As in all bouldering, the competitors do not use a rope or any climbing protection, but crash pads that are laid across the ground for safety.
Each individual boulder problem has an official start position with proscribed positions for all four of the competitor’s limbs at the base of the problem. The competitor has completed the problem when they have placed their two hands on the marked “top” hold and held it long enough to receive confirmation from the judge.
In addition, “zone holds” are located at the mid-point of the problem, which if secured, earn a half point, in lieu of failing to earn a full point by “topping”.

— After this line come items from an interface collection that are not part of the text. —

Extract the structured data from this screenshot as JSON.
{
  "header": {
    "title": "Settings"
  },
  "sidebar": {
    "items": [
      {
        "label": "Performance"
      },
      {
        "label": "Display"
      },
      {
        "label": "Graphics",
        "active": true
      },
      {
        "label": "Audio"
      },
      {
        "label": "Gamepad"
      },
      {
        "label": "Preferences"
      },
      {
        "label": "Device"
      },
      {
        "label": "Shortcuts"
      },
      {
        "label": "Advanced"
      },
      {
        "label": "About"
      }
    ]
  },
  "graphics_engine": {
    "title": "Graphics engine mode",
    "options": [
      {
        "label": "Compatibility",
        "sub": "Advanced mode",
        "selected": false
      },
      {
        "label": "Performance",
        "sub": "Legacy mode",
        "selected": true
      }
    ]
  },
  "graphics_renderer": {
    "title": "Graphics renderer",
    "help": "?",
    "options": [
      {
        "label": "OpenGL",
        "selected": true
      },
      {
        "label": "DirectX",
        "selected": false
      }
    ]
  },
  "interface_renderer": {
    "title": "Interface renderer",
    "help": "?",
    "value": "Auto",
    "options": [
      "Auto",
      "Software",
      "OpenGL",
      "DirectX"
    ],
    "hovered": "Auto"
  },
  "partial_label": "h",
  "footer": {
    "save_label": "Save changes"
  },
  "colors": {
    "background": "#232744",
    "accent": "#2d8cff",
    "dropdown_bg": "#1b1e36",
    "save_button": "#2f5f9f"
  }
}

Like in lead competition climbing, the competitors cannot see each other’s attempts to learn route beta. The climber’s score is determined by the overall number of routes “topped”, the most “zone holds” reached, and the number of attempts needed. Where two climbers have the same score (i.e. “tops” plus “zones”), the number of “tops” takes precedence, and where they are still level, the least number of attempts takes precedence.
Competition speed climbing
See also: Speed climbing
Marcin Dzieński (Lane A) beats Vladislav Deulin (Lane B) in the bronze medal elimination at the 2020 IFSC European Championships
In competition speed climbing, the competitors must ascend a 15-metre (49 ft), slightly overhanging, standardised climbing wall, where, unlike leading climbing or bouldering, the holds are always the exact same size and placed in the exact same location. As the emphasis is on speed, the climbers do not have the time to clip into quickdraws (as per competition lead climbing) and instead use an auto-belay top rope for climbing protection.
In qualification, competitors race in pairs in Lane A and Lane B, however, they are not racing against each other, but against the clock. Each competitor during qualification races twice — once in each Lane — and the eight fastest competitors, using their best time, reach the finals. In the finals, competitors race against each other in elimination rounds, with the winner, regardless of time, advancing until the ultimate winner is decided.
The most important competition climbing events are administered by the International Federation of Sport Climbing (IFSC):
- IFSC Climbing World Championships, a biennial event (i.e every two years), for male and female rock climbers with medals awarded in the four disciplines of lead climbing, bouldering, speed climbing, and combined (from the first three).
- IFSC Climbing World Cup, an annual competition, spread over several individual events held during the year, for male and female rock climbers with medals awarded in the four disciplines of lead climbing, bouldering, speed climbing, and combined (from the first three).
In August 2016, it was announced that climbing would be included for the first time in the 2020 Olympics. At the 2020 Olympics, competition climbers competed in a unique once-off combined format, where their lead, bouldering, and speed climbing rankings were added to determine a single medal event. The 2020 winners of this single combined format were Alberto Ginés López for men, and Janja Garnbret for women.
For the 2024 Olympics, the format is changed to be closer to the IFSC-format with speed climbing separated into a standalone event, although lead climbing and bouldering are still a combined event (i.e. unlke the IFSC-format, there will not be standalone lead and bouldering medal events).